Remedy is front of mind
A trio of Chinese herbs is being tested as the first potential targeted treatment to slow the progression of a common type of dementia.
Vascular dementia is caused by stroke or damage to blood vessels in the brain and accounts for about a third of dementia cases — more than 100,000 Australians.
There are no approved treatments, only interventions to reduce risk factors, and few clinical trials for the disease.
But a combination of ginseng, ginkgo biloba and saffron is about to be tested on Australians with mild-to-moderate cases of the disease after a trial found it could improve cognition and daily functioning following six months of treatment.
Chief investigator Dennis Chang, from the NICM Health Research Institute at Western Sydney University, said given the brain was a complex organ, a potential treatment for dementia would need to target the disease in multiple ways.
“We have looked at herbal remedies, not so much in the traditional form as a herbal concoction, but to look at identifying the potential bioactive components of them,” Professor Chang said.
“Many pharmaceutical medicines initially come from plants and then we modify them to increase the efficacy.
“Ginkgo biloba is used for the management of memory.
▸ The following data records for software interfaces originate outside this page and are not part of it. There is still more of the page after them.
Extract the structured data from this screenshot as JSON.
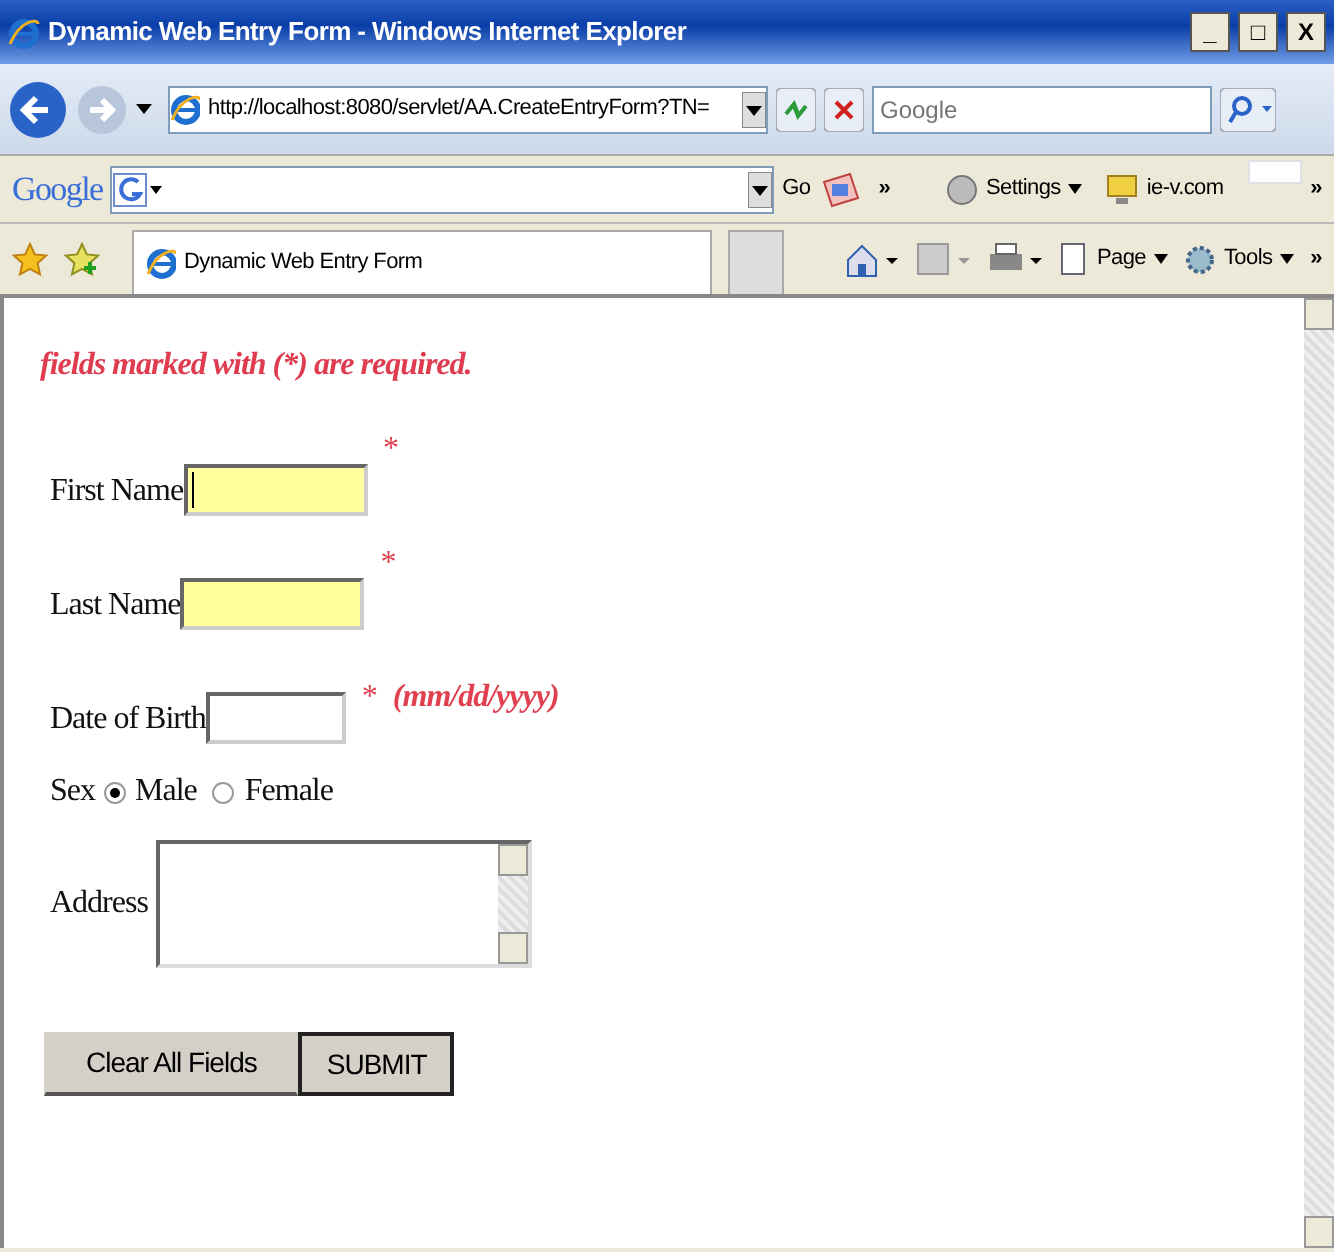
{
  "window": {
    "title": "Dynamic Web Entry Form - Windows Internet Explorer",
    "controls": [
      "_",
      "□",
      "X"
    ]
  },
  "address_bar": {
    "url": "http://localhost:8080/servlet/AA.CreateEntryForm?TN=",
    "search_placeholder": "Google"
  },
  "google_toolbar": {
    "logo": "Google",
    "go": "Go",
    "more": "»",
    "settings": "Settings",
    "site": "ie-v.com",
    "overflow": "»"
  },
  "tabs": [
    {
      "title": "Dynamic Web Entry Form",
      "selected": true
    }
  ],
  "command_bar": {
    "page": "Page",
    "tools": "Tools",
    "overflow": "»"
  },
  "form": {
    "note": "fields marked with (*) are required.",
    "fields": [
      {
        "kind": "text",
        "label": "First Name",
        "required_mark": "*",
        "highlighted": true,
        "focused": true
      },
      {
        "kind": "text",
        "label": "Last Name",
        "required_mark": "*",
        "highlighted": true,
        "focused": false
      },
      {
        "kind": "text",
        "label": "Date of Birth",
        "required_mark": "*",
        "hint": "(mm/dd/yyyy)",
        "highlighted": false,
        "focused": false
      },
      {
        "kind": "radio",
        "label": "Sex",
        "options": [
          {
            "label": "Male",
            "selected": true
          },
          {
            "label": "Female",
            "selected": false
          }
        ]
      },
      {
        "kind": "textarea",
        "label": "Address"
      }
    ],
    "buttons": [
      {
        "label": "Clear All Fields",
        "kind": "flat"
      },
      {
        "label": "SUBMIT",
        "kind": "default"
      }
    ]
  }
}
Ginseng is regarded as the king of herbs in Chinese medicine as it improves neurocognition.
“The data suggests saffron can improve blood circulation in the brain and has antidepressant effects, which is a common symptom for dementia patients.”
The herbal formula, called Sailuotong, was most recently pitted against a placebo in 325 patients in China where it was found to improve daily function in a number of ways.
The phase III international trial will test the treatment over 12 months on a bigger group of patients with mild-to-moderate vascular dementia — 600 people in China and 240 people across 11 sites in Australia.